▸ Work order
For each line of the listing that contains "text", make a copy and return it.
%%
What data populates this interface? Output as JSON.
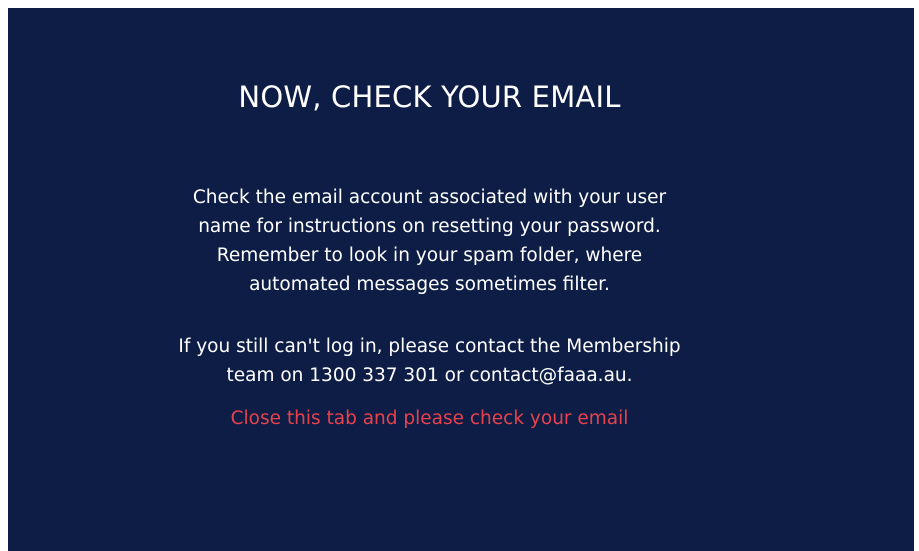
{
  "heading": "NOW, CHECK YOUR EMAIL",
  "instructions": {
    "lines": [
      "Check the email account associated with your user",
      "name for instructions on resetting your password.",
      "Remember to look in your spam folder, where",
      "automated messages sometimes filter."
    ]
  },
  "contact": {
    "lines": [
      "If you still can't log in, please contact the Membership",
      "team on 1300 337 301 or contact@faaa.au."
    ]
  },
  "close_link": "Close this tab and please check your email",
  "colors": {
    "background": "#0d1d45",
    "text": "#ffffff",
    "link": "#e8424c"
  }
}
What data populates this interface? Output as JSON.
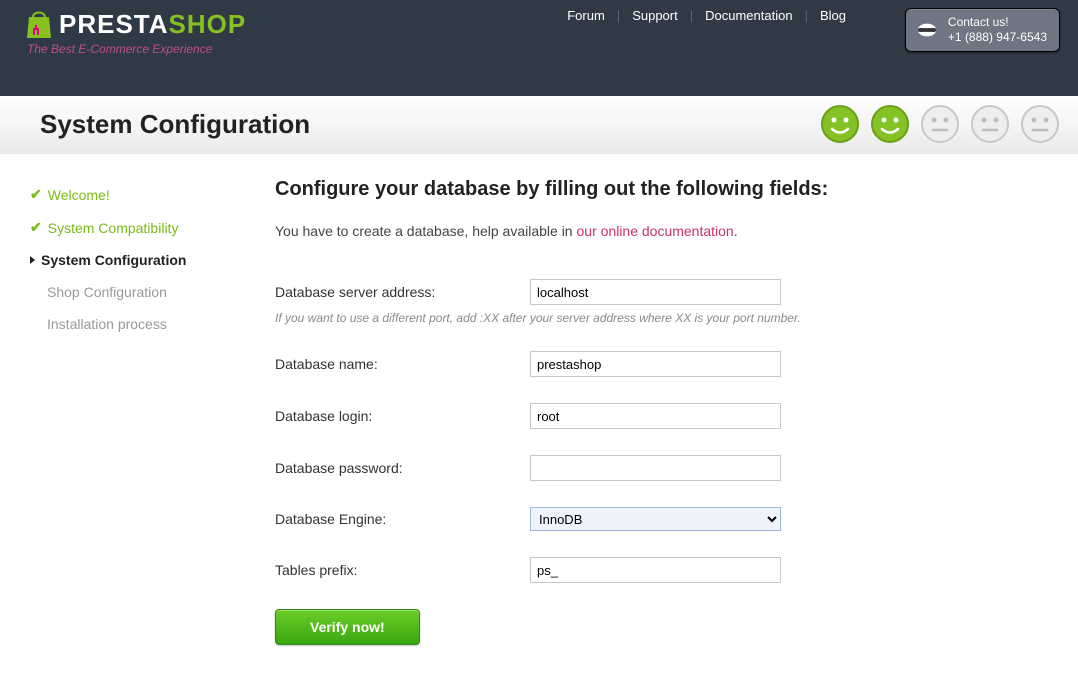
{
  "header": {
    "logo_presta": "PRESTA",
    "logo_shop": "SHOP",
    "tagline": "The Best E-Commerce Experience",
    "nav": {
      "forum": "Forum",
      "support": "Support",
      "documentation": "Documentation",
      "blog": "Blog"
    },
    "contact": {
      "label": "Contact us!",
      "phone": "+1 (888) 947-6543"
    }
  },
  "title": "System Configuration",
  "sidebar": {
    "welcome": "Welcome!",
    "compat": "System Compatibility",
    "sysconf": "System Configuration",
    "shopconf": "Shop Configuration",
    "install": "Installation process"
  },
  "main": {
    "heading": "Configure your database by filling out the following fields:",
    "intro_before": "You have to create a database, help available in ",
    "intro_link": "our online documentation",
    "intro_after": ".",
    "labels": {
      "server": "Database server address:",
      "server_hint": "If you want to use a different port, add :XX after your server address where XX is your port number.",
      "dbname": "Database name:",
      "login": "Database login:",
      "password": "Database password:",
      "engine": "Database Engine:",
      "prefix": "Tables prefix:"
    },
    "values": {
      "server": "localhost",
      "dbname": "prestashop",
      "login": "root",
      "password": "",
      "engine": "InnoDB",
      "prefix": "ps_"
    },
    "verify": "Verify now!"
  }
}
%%
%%
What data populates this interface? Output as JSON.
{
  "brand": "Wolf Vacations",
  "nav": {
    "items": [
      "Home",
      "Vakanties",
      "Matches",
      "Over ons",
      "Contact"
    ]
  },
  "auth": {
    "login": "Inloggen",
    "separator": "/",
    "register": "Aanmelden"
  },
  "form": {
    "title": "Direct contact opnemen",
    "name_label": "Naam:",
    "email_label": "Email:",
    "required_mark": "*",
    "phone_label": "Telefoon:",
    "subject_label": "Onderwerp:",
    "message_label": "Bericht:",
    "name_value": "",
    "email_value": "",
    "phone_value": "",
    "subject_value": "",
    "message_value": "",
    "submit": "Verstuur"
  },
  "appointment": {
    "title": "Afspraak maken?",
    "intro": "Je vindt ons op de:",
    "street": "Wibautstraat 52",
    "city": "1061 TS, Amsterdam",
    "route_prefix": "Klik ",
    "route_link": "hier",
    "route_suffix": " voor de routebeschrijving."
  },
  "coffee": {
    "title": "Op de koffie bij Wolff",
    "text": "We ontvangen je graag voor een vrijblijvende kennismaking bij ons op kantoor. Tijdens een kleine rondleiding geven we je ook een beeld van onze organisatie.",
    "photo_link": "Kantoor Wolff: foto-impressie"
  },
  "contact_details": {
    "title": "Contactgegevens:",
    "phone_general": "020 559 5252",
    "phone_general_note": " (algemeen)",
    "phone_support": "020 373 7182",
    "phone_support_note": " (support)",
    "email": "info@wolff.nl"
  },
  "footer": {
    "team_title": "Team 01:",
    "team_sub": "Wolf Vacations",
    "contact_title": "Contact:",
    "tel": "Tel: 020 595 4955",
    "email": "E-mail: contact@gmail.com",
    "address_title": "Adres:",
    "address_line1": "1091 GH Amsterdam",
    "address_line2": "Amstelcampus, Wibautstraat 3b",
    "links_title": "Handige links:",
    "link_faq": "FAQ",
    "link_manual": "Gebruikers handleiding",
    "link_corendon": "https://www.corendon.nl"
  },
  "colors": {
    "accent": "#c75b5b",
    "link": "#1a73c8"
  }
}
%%
▸ Solution for this task
    "text": "#ffffff",
    "text": "We ontvangen je graag voor een vrijblijvende kennismaking bij ons op kantoor. Tijdens een kleine rondleiding geven we je ook een beeld van onze organisatie.",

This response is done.